Late that afternoon, we finally skidded into the ferry landing at Barra, where the ferry crossed at the mouth of the Gambia River to Banjul, the capital. I jumped out of the bus and ran towards a local restroom…well, concrete hut that advertised itself as a restroom…and I immediately began re-considering if I really wanted to walk in my flip-flops through a two-inch thick muck of feces and urine to get to what appeared to be an overflowing toilet. After I described the bathroom facilities to Virginia, she suggested we wait until we’d crossed the river.

“Easy for you to say,” I grumbled. “You have a stainless-steel bladder.”

Including the time spent adrift when the ferry’s engine cut out (a common event), my bladder arrived at the Atlantic Hotel ninety minutes later. As Virginia and I settled into our room on that first night, we learned the importance of netting designed to discourage mosquitoes big enough to stand flat foot and look a crow in the eye.

I found myself reviewing how the bus trip had taken me forward into Africa and backward in time. Self-delusion vanishes quickly in an Africa that is just too big, immediate, and overwhelming with challenge and promise. I found myself thinking differently about life, about my research, realizing that my plans for a glorious prize-winning dissertation were dimming in importance.

My little academic pretensions were meaningless compared to the scope of Africa. My realization that I was insignificant was a kind of liberation. Whether I completed my research or not, I felt readier than ever to do my research. I knew the results were relatively unimportant, except to me. I had begun one of the greatest adventures of my life, and I realized with great calm and a sense of great freedom that the process of the adventures to come was far more important than my survival of those adventures.

“My nephews and nieces will boast with pride that this was the place where Uncle Mike died,” I whispered before I went to sleep, knowing I was ready for whatever came next.

What came next was two weeks of orientation, language training, three prophylactic rabies shots, personal health care suggestions (including writing out a will if you happen to suffer appendicitis if you are “in the bush”), and cultural sensitivity training that included a bus trip up-country.

And then, my work began.

About the Author

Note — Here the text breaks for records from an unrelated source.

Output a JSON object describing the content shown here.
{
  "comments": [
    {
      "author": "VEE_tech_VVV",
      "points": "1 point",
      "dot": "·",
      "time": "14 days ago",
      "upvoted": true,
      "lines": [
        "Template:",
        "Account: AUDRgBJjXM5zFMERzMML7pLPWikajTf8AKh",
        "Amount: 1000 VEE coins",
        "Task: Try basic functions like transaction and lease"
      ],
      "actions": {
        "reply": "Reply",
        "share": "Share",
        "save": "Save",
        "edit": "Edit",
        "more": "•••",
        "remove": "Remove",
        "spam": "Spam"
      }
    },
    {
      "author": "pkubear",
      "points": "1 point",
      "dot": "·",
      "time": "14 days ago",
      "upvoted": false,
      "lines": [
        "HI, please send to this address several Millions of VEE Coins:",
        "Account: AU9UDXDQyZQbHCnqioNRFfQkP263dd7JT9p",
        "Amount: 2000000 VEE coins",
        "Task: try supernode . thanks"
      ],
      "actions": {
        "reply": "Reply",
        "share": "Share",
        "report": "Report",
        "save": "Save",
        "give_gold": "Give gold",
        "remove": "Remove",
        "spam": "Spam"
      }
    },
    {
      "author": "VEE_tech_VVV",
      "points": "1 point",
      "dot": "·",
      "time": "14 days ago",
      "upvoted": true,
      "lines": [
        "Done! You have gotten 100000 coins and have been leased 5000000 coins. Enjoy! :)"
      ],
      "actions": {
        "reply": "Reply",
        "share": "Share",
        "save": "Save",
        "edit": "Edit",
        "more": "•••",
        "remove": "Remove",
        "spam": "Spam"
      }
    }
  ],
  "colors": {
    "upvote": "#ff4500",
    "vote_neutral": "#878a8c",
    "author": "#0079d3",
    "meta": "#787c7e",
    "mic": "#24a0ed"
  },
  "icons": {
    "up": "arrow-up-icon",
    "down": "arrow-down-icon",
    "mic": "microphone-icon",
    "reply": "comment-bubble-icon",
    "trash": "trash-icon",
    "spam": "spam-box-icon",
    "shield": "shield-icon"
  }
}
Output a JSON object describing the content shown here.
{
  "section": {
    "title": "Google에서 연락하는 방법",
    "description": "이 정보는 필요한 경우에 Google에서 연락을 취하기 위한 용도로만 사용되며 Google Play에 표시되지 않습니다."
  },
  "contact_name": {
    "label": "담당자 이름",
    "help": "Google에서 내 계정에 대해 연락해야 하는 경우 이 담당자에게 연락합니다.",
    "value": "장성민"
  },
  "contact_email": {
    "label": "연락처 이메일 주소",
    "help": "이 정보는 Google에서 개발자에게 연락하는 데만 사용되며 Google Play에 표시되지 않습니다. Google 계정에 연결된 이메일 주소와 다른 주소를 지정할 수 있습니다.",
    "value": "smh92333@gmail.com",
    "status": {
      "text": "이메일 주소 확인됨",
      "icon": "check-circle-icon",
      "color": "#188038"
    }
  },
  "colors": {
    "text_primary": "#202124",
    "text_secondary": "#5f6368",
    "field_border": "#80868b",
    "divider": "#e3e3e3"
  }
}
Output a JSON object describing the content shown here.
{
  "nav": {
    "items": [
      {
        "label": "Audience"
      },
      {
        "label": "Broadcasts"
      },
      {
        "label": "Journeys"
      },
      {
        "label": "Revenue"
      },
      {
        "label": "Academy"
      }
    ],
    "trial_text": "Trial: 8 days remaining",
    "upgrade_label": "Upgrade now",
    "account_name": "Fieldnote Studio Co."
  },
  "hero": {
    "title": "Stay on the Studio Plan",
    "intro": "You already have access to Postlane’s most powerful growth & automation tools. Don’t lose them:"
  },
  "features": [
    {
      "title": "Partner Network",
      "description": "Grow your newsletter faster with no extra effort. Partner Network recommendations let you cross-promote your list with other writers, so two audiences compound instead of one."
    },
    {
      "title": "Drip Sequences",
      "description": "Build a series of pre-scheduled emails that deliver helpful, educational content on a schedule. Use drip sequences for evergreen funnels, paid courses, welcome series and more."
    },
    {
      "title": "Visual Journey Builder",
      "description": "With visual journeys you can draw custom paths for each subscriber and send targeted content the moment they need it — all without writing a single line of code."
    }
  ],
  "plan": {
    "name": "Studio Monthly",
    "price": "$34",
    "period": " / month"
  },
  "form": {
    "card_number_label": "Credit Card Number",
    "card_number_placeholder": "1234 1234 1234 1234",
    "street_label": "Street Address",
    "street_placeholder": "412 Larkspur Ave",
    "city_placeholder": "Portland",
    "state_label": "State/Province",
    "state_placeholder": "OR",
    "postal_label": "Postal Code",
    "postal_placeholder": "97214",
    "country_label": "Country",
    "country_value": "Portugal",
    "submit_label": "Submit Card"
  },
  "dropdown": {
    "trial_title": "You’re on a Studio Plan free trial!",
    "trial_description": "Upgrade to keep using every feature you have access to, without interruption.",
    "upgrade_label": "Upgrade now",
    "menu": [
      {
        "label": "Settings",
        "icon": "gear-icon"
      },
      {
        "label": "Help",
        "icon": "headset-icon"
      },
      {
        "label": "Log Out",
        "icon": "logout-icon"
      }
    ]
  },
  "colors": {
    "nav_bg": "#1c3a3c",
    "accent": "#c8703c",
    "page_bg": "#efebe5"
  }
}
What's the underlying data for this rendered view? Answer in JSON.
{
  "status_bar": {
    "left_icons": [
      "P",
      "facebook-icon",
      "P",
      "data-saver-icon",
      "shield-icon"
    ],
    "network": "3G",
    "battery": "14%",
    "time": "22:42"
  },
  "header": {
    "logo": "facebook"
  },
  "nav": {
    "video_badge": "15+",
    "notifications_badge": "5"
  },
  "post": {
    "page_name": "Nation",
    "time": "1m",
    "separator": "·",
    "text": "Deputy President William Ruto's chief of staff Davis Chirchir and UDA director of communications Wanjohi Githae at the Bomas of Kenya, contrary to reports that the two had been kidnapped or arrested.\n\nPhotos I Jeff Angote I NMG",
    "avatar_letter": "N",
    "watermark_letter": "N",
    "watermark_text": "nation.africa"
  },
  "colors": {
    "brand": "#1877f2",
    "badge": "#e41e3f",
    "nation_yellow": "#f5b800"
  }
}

Michael Coolen is a pianist, composer, actor, performance artist, and writer living in Oregon. In addition to three Fulbright Fellowships and four National Endowment for the Humanities Fellowships, he has won awards from the Oregon Poetry Association and the Oregon Writers Colony. His essay “Let Me Tell You How My Father Died” was awarded first prize in the 2017 national “Ageless Authors” competition. He has been published in dozens of journals and online publications. He is also a published composer, with works performed around the world, including at Carnegie Hall, New England Conservatory of Music, Museum of Modern Art, and the Christie Gallery.